AIM OF THE TASK: Scan the records for the string "Google", then copy each line that has it.

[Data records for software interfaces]
--------------------------------

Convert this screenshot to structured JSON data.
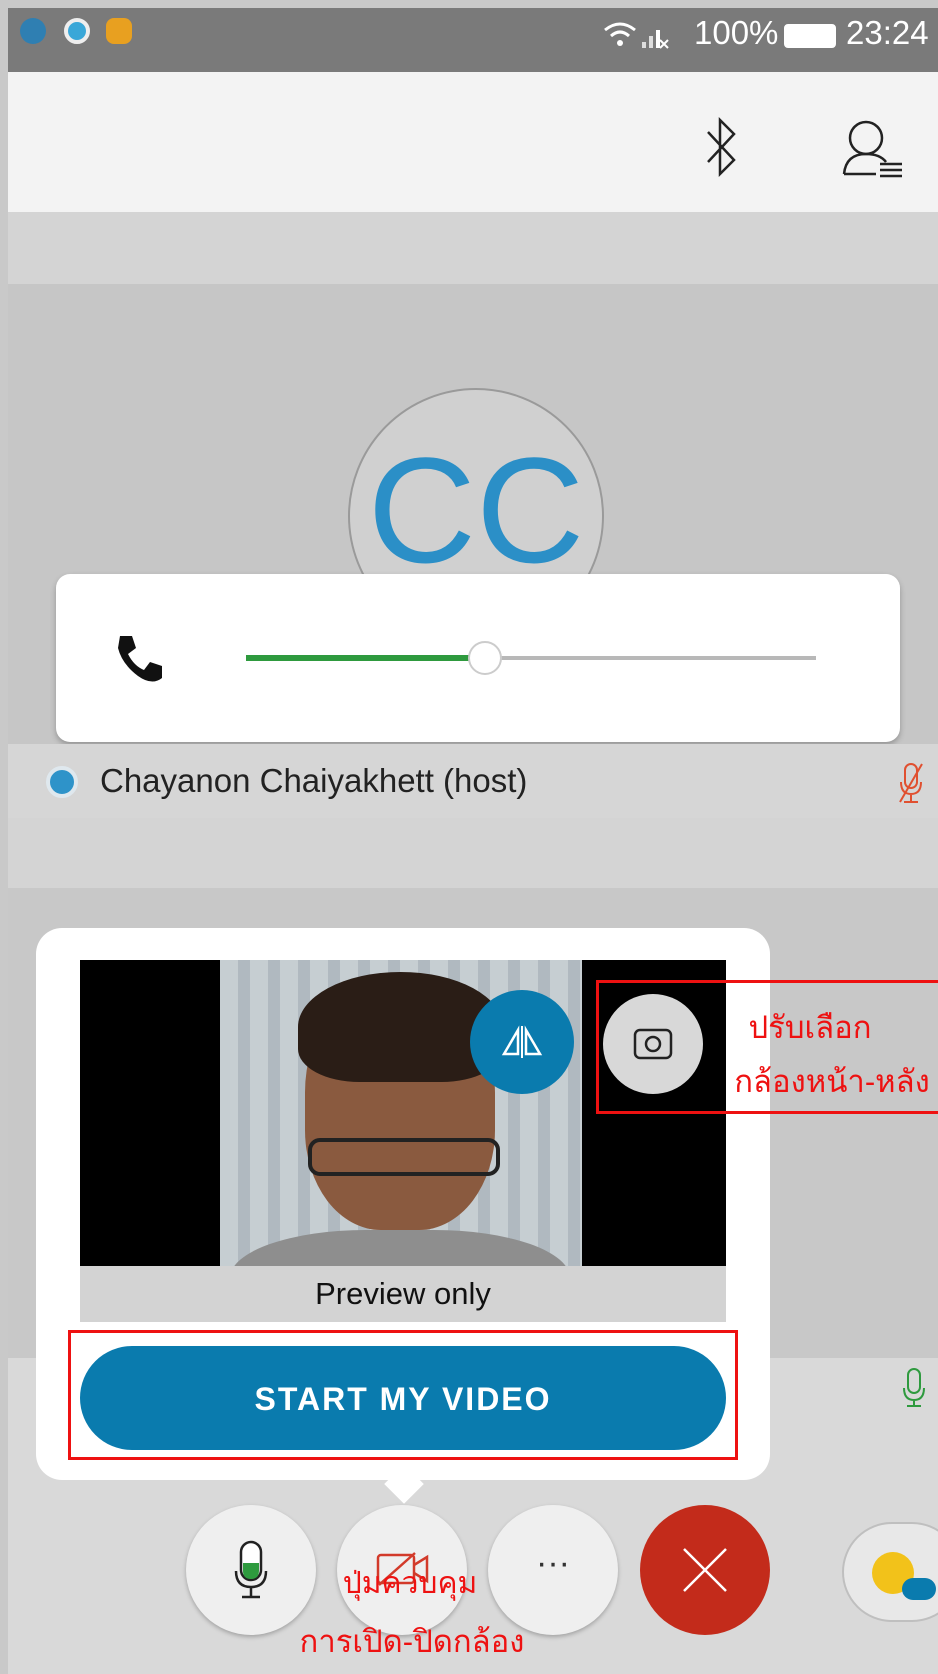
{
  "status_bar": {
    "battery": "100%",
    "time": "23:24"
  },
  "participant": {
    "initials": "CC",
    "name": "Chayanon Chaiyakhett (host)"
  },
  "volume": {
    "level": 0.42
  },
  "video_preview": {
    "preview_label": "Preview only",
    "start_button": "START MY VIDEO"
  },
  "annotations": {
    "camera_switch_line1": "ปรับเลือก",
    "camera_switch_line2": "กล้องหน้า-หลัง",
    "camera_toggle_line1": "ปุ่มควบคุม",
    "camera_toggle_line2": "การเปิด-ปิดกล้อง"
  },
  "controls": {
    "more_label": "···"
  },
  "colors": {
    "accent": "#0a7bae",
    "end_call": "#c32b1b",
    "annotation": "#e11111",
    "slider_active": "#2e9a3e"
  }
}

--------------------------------

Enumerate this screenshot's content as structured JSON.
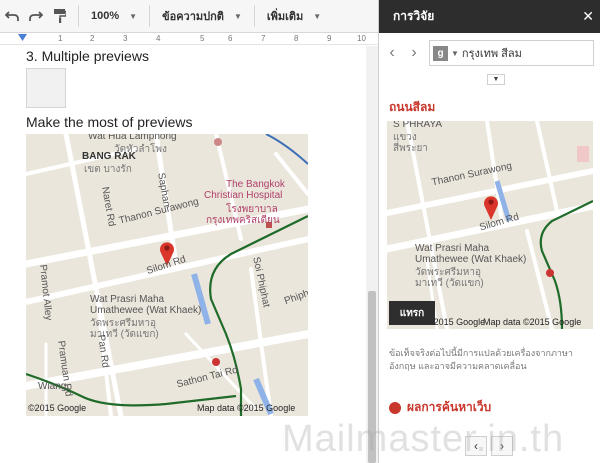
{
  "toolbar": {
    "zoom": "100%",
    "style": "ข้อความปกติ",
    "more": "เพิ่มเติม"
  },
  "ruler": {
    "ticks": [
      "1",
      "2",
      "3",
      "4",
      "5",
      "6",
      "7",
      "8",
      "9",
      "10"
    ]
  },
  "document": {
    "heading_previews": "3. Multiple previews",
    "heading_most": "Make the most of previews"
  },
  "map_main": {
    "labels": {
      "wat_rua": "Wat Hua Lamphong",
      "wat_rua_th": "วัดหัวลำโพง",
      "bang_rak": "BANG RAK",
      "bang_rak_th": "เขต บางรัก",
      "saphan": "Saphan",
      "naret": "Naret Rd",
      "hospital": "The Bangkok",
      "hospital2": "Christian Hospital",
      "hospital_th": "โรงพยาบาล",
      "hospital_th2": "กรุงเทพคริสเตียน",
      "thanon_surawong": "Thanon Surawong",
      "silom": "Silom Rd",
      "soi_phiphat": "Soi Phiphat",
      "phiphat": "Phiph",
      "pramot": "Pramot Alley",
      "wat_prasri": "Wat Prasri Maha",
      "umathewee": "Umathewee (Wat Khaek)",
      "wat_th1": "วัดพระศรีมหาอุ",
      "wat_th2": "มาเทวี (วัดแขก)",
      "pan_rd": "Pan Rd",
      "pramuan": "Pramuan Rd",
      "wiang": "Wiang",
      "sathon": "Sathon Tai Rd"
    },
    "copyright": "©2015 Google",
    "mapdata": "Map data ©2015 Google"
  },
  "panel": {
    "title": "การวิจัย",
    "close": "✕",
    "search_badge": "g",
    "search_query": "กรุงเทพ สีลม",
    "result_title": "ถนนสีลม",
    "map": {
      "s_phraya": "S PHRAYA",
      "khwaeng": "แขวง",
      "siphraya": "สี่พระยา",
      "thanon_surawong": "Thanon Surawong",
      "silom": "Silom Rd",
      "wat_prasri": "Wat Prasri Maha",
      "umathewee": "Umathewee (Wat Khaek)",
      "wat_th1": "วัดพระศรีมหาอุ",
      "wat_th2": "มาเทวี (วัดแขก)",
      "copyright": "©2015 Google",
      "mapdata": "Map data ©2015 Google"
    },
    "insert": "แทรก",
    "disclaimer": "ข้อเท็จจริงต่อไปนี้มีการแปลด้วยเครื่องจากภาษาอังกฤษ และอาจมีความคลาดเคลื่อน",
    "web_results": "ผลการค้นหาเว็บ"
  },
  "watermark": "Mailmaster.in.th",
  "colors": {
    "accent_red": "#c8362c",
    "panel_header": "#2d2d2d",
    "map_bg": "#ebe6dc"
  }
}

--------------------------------

TASK SOLUTION:
    "copyright": "©2015 Google",
    "mapdata": "Map data ©2015 Google"
      "copyright": "©2015 Google",
      "mapdata": "Map data ©2015 Google"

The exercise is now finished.